This hummers are seasonal to California and they are about 3.25 inches long. They often winter in Mexico.
- Rufous hummingbird
This hummingbirds are migratory birds found around spring and summer in California. They tend to travel through the Rocky Mountains during summer, taking advantage of wildflower season. Then they tend to migrate to Mexico to spend winter.
Known to be aggressive and territorial to other hummingbirds and other animals. Known to be the longest migrating birds amongst any other birds in the world. Rufous hummers can make a clockwise circuit of western America every single year. Now, that is approximately 3.900 miles.
- Green-violtears hummingbird
Green-violetears are about 3.8 to 4.7 inches in length. Regarded as both seasonal or vagrant species. They are annual visitors to Southern California.
- Costa’s hummingbird
These hummers are known to be short migratory species compared to other hummingbird species. They are desert dwellers. Found in the scrub of Sonoran and Mojave deserts. Also found in chaparral scrub of coastal California.
- Violet-crowned hummingbird
These hummingbirds are seasonal or vagrant visitors to California. They prefer to breed in Arizona sycamore trees.
Rare Or Accidental Hummingbird In California
- Broad-tailed hummingbird
These hummingbirds are mostly seen in California when they wander outside their range. They are residence in Mexico and Central America. Only a few stay year-round in the United State and they will usually stay near the Mexican border.
- Blue-throated hummingbird
This hummingbird is a rare or accidental species to California. They are large birds and their lengths range from 4.5 to 4.9 inches. They are also aggressive and territorial hummers.
- Xantus’s hummingbird
This hummingbirds are residence or native to Baja California. However, they can show up occasionally as accidental visitors when they wander away from their breeding grounds. They can wander into Southern California and the Pacific coastline.
- Ruby-throated hummingbird
Ruby-throated hummers are rare species in California. They are smaller species of hummingbirds. Their size ranges from about 2.8 to 3.3 inches. Even with their small size, they tend to be aggressive and territorial towards other hummingbird species.
They also tend to be solitary birds except when it’s time to mate. They favor open woodland. Seen in gardens, parks, as well as backyards.
- Rivoli hummingbird
These hummers are also known as Magnificent or Refulgent hummingbirds.
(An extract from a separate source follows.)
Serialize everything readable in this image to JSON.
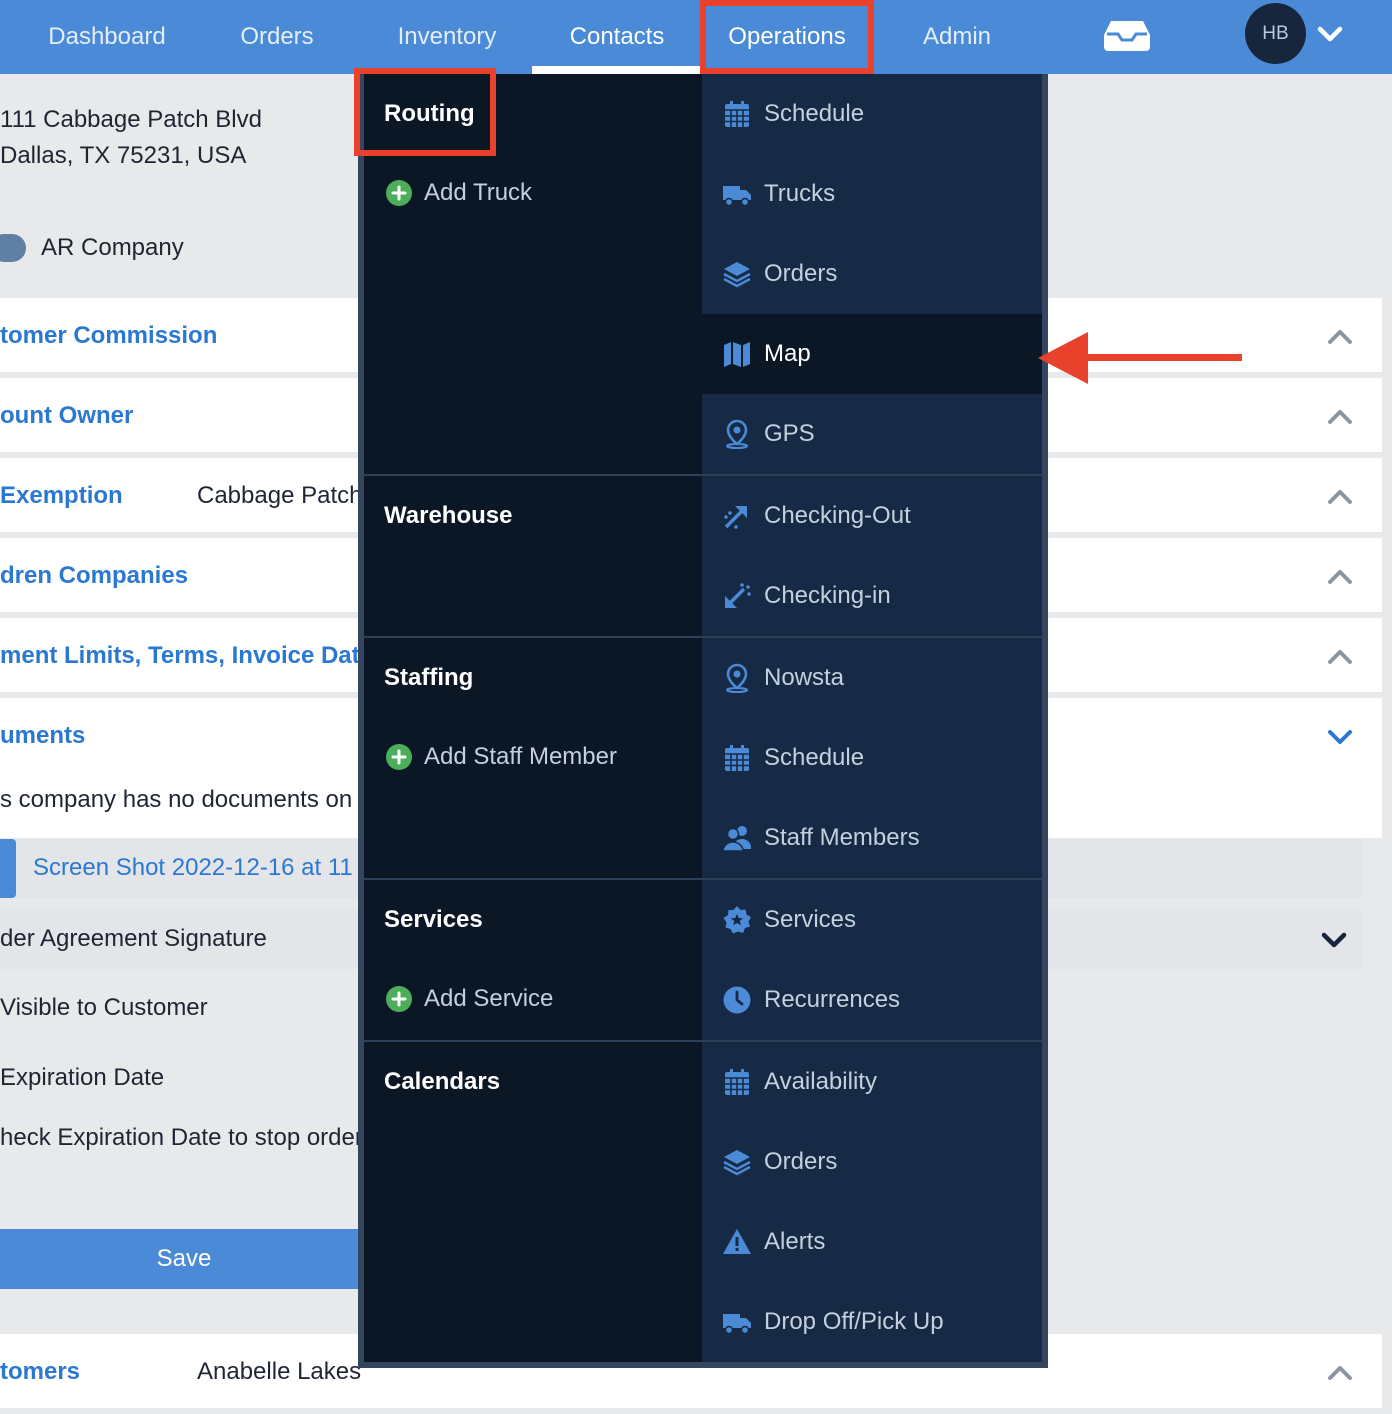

It can be twice as large as any other species known in the state.
Known to hybridize with other hummingbird species in the southernmost reach of their habitat range.
Conclusion On Hummingbird Season In California
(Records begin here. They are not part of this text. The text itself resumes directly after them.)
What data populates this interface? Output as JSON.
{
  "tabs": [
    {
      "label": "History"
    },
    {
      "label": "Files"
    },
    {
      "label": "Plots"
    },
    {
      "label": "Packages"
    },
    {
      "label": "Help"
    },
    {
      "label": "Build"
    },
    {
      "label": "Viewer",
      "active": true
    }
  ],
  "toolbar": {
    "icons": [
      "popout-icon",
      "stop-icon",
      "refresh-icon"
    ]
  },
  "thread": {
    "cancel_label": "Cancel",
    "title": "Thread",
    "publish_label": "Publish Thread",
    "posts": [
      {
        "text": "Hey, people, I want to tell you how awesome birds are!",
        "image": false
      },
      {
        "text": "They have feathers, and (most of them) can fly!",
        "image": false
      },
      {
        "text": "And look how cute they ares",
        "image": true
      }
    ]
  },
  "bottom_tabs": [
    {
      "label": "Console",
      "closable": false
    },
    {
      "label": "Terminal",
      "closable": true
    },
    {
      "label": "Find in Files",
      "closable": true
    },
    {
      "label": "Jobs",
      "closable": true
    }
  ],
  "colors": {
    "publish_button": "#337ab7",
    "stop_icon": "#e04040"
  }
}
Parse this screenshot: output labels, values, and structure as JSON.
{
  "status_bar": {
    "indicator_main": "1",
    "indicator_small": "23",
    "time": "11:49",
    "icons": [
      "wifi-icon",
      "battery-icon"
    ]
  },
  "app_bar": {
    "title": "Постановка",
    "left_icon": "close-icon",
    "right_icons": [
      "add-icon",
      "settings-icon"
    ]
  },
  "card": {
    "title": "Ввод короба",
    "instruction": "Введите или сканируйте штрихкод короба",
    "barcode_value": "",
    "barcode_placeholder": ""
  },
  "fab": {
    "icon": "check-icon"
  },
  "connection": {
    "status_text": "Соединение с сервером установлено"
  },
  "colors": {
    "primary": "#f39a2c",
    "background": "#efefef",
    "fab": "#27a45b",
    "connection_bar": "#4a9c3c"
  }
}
Hummingbird season in California is mostly year-round for native or resident hummingbird species. However, the migrating hummingbird in California often arrives as early as mid-February and May. Then the migrating hummingbird will leave California around October.
The most commonly seen hummingbirds that are residence in California is the Anna’s hummingbird.
Eunice is a passionate lover of hummingbirds and all things nature. She loves to observe and study the tiny birds, learning about their unique behaviors and unique features. She has written a number of articles about hummingbirds and their habitats, which have been featured in a variety of publications. In her spare time, she enjoys visiting hummingbird sanctuaries and going on bird–watching trips in her local area. She also volunteers with local wildlife rescue organizations, helping to rehabilitate injured birds. When she’s not outdoors, Eunice can be found writing articles, creating bird–inspired art, and playing the flute.